- _Records for this task_:
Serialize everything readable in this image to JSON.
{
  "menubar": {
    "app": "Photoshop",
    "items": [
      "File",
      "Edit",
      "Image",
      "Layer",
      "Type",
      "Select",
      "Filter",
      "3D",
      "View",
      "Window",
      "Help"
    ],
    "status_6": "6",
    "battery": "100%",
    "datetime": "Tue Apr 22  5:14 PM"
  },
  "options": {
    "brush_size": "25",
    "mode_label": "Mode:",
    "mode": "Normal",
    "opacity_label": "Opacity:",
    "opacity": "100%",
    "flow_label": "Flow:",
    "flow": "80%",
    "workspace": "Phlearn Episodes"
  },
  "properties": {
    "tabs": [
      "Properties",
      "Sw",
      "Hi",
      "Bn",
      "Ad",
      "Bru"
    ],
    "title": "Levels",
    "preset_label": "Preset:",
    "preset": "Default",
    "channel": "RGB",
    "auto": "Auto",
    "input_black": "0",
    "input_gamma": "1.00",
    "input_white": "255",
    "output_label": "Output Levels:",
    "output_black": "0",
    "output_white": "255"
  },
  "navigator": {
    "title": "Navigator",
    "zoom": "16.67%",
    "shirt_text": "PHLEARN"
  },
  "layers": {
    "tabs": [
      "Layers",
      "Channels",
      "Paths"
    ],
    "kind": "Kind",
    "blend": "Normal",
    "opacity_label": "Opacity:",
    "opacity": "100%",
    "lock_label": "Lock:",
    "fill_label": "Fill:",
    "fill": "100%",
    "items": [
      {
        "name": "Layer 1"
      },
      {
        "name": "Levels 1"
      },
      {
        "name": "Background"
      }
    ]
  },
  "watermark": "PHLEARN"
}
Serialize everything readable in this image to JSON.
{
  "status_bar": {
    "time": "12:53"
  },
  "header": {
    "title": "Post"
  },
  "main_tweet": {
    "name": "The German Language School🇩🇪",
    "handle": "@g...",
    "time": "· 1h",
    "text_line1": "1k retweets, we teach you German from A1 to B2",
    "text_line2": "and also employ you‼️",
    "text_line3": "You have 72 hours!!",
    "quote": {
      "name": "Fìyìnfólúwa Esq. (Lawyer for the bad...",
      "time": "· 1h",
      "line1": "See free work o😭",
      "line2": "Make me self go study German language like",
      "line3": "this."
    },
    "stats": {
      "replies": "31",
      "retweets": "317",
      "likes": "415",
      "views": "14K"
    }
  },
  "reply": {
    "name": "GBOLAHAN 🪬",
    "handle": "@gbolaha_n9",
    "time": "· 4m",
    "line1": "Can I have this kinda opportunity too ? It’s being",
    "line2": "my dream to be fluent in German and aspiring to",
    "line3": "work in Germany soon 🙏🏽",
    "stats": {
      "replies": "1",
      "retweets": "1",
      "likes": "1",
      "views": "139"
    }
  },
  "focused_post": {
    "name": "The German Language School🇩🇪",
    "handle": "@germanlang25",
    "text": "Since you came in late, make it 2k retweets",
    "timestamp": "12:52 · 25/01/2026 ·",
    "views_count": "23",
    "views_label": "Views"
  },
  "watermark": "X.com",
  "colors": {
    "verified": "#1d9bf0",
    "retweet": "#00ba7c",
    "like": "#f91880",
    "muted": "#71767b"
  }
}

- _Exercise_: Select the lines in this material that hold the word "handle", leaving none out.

- _Response to this task_:
    "handle": "@g...",
    "handle": "@gbolaha_n9",
    "handle": "@germanlang25",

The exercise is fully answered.